It, Its ia= eeya  ia Ia
We, our kami: kaami kami kami, kita, keetaa
They, their Mereka: mur/ek/aa  mereka mereka

Etymological Nugget: Indonesia comes from two root words. Indo for ‘India’, and ‘nesos’, for ‘island’. It used to be called the ‘East Indies Islands’ or the ‘Indian Archipelago’ in the 1850s. (Ref: Online Etymology Dictionary)

More Etymology:

The Indonesian language has had many influences throughout its history. The early origins of the Indonesian languages come from its shared Malay and Australasian heritage with the Malayan Peninsula, Borneo, the Philippines among others.  Legend has it, true or otherwise, that the Malay people emerged from Pulau Lingga, or Lingga Island in the Kepulauan Riau, or Riau Islands.

Ancient Indian presence is registered through the ancient ruins such as Borobudur and Prambanan temple structures left behind before the arrival of Islam to the region. That explains the Balinese Hindu culture as well. As Islam moved forward, Hinduism retreated to a safer haven in Bali.

Chinese and Indian traders drifted in circa 16th Century. Later, the Portuguese arrived around the 16th Century, then the English for what I recall was a brief period followed by the Dutch.
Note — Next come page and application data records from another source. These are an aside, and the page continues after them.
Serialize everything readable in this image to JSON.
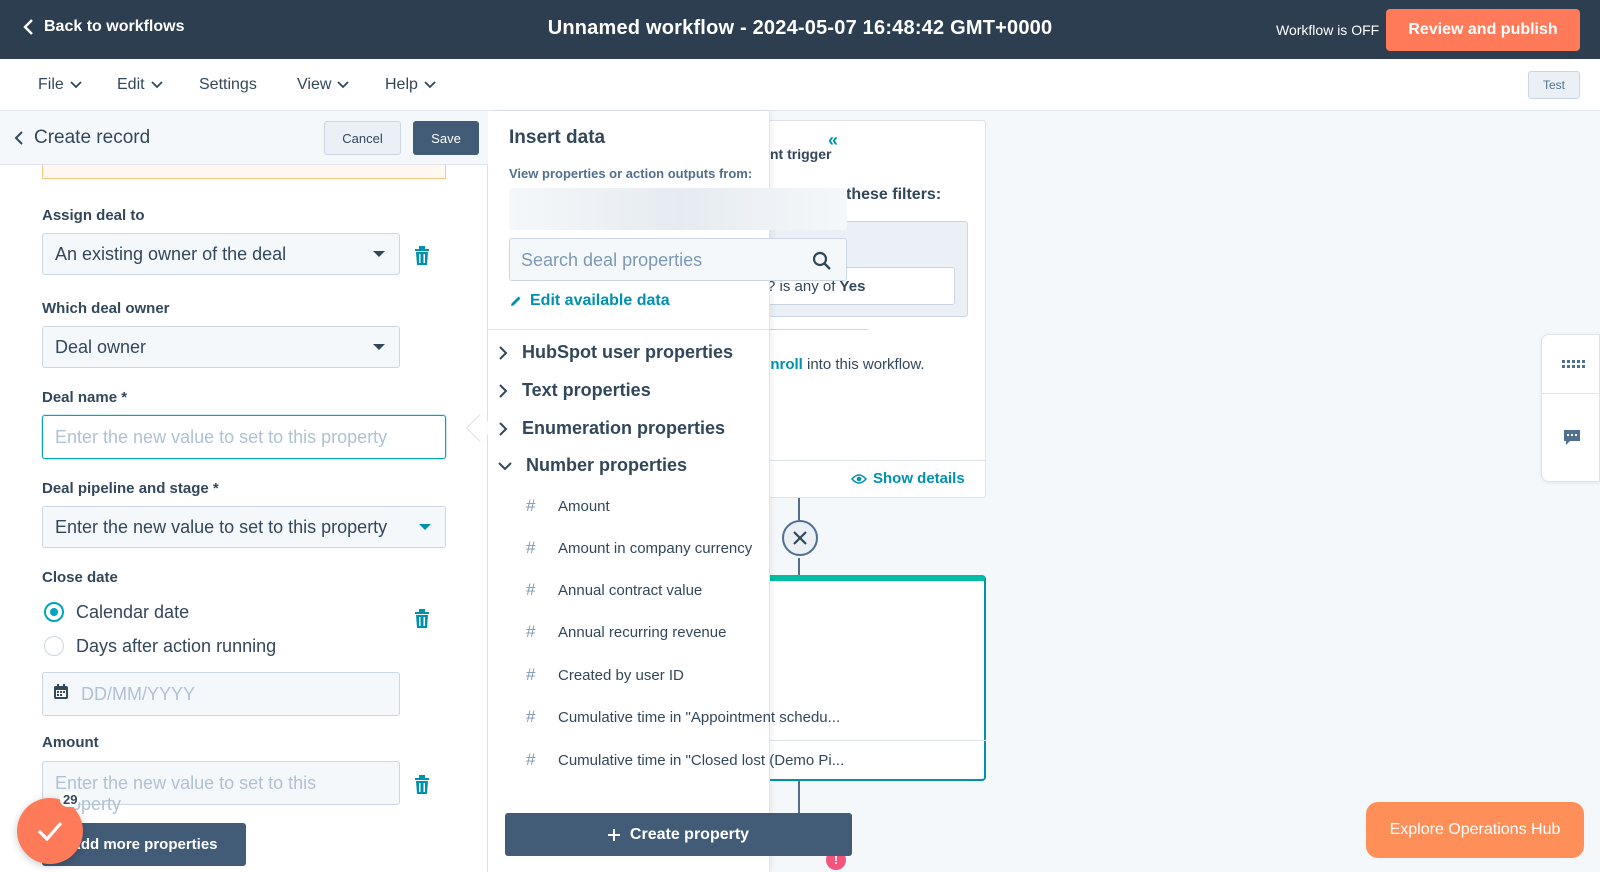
{
  "topbar": {
    "back_label": "Back to workflows",
    "title": "Unnamed workflow - 2024-05-07 16:48:42 GMT+0000",
    "status": "Workflow is OFF",
    "publish_label": "Review and publish"
  },
  "menu": {
    "items": [
      "File",
      "Edit",
      "Settings",
      "View",
      "Help"
    ],
    "test_label": "Test"
  },
  "left_panel": {
    "title": "Create record",
    "cancel_label": "Cancel",
    "save_label": "Save",
    "assign_label": "Assign deal to",
    "assign_value": "An existing owner of the deal",
    "which_owner_label": "Which deal owner",
    "which_owner_value": "Deal owner",
    "deal_name_label": "Deal name *",
    "deal_name_placeholder": "Enter the new value to set to this property",
    "pipeline_label": "Deal pipeline and stage *",
    "pipeline_value": "Enter the new value to set to this property",
    "close_date_label": "Close date",
    "radio_calendar": "Calendar date",
    "radio_days": "Days after action running",
    "date_placeholder": "DD/MM/YYYY",
    "amount_label": "Amount",
    "amount_placeholder": "Enter the new value to set to this property",
    "add_more_label": "Add more properties",
    "badge_count": "29"
  },
  "insert_data": {
    "title": "Insert data",
    "subtitle": "View properties or action outputs from:",
    "search_placeholder": "Search deal properties",
    "edit_label": "Edit available data",
    "groups": [
      "HubSpot user properties",
      "Text properties",
      "Enumeration properties",
      "Number properties"
    ],
    "number_properties": [
      "Amount",
      "Amount in company currency",
      "Annual contract value",
      "Annual recurring revenue",
      "Created by user ID",
      "Cumulative time in \"Appointment schedu...",
      "Cumulative time in \"Closed lost (Demo Pi..."
    ],
    "create_label": "Create property"
  },
  "canvas": {
    "trigger_title": "nt trigger",
    "filters_text": "these filters:",
    "filter_text": "? is any of",
    "filter_value": "Yes",
    "enroll_link": "enroll",
    "enroll_rest": " into this workflow.",
    "show_details": "Show details",
    "explore_label": "Explore Operations Hub"
  },
  "colors": {
    "topbar": "#2d3e50",
    "accent": "#ff7a59",
    "link": "#0091ae",
    "dark_button": "#425b76"
  }
}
Self-note: I need to read up on this later and brush up on Southeast Asian history AGAIN.

In due course, these influences seeped into the diverse Javanese tongues. Malay, Portuguese, Dutch and the Javanese laguages became the lingua franca.

Below are just a sample of the myriads of words Bahase Indonesia has adopted into common use today:

Portuguese source words

sabun: (from sabão = soap)

meja: (from mesa = table)

boneka: (from boneca = doll)

jendela: (from janela = window)

gereja: (from igreja = church)

bola: (from bola = ball)

bendera: (from bandeira = flag)

roda: (from roda = wheel)

gagu: (from gago = stutterer)

sepatu: (from sapato = shoes)

kereta: (from carreta = wagon)

bangku: (from banco = chair)

keju: (from queijo = cheese)

garpu: (from garfo = fork)

terigu: (from trigo = flour)

mentega: (from manteiga = butter)

Minggu: (from domingo = Sunday). (Hari Minggu: Sunday).

Chinese source words (Hokkien, Teochew, too perhaps, and Mandarin)

pisau: bǐshǒu=knife

loteng: lóu/céng =[upper] floor/ level

mie (Hokkien mī = noodles)

lumpia: (Hokkien) = lūn-piá(n) = springroll

cawan:  cháwǎn = teacup

teko: cháhú (Mandarin), teh-ko (Hokkien) = teapot

kuli: khu (bitter)

li (energy)

gua/ goa/ gwe: (Hokkien, direct trans.) = I, me.

lu: (Hokkien, direct trans.) = you, your.

Sanskrit source words

bahasa: language

kaca: glass, mirror

raja: king

manusia:  humankind

bumi: earth/ world

agama: religion

Arabic source words

dunia: the world

Sabtu: Saturday

kabar: news

selamat/ salam ( greeting)

Senin: Monday

Selasa: Tuesday

Jumat: Friday

ijazah: diploma

hadiah: gift/present

mungkin: perhaps

maklum: understood

kitab: book

tertib: orderly

kamus: dictionary

Javanese source words

aku (I/ me (informal)

mengaku (to admit or confess) related to the above word.

Reference: (Wikipedia)